#### [ENTRIES SUPPLIED]
____________________
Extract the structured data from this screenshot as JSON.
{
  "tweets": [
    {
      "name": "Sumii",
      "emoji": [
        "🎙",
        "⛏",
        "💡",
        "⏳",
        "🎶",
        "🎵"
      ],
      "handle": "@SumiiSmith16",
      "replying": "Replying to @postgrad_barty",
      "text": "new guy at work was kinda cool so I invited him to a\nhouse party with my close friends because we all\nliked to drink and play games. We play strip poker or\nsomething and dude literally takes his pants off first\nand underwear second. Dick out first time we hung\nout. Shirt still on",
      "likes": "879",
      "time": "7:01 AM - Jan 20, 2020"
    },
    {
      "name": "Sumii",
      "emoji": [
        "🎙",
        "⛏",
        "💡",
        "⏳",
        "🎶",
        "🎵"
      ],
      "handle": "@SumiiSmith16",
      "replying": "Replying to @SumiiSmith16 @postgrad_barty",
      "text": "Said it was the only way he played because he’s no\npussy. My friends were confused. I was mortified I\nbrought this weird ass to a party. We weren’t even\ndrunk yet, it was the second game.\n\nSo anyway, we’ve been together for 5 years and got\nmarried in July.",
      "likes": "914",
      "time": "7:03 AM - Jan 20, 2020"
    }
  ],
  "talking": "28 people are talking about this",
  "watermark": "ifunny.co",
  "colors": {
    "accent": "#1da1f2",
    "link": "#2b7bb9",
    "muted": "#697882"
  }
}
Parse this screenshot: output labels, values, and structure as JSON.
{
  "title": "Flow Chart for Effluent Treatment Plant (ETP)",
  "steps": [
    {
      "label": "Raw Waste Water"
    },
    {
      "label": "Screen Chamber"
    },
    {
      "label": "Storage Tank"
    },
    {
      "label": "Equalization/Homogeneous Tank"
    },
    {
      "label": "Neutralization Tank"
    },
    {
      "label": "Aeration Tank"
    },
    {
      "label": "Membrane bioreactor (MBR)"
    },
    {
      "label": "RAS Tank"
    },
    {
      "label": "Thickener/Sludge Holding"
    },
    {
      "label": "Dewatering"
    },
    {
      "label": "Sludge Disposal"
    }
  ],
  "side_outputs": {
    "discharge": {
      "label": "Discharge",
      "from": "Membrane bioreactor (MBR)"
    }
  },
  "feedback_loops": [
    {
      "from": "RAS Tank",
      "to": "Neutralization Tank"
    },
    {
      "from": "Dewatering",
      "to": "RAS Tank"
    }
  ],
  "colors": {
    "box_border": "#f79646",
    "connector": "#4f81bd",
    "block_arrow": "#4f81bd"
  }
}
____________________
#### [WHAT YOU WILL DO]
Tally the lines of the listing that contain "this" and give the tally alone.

#### [RESULT OF THE TASK]
4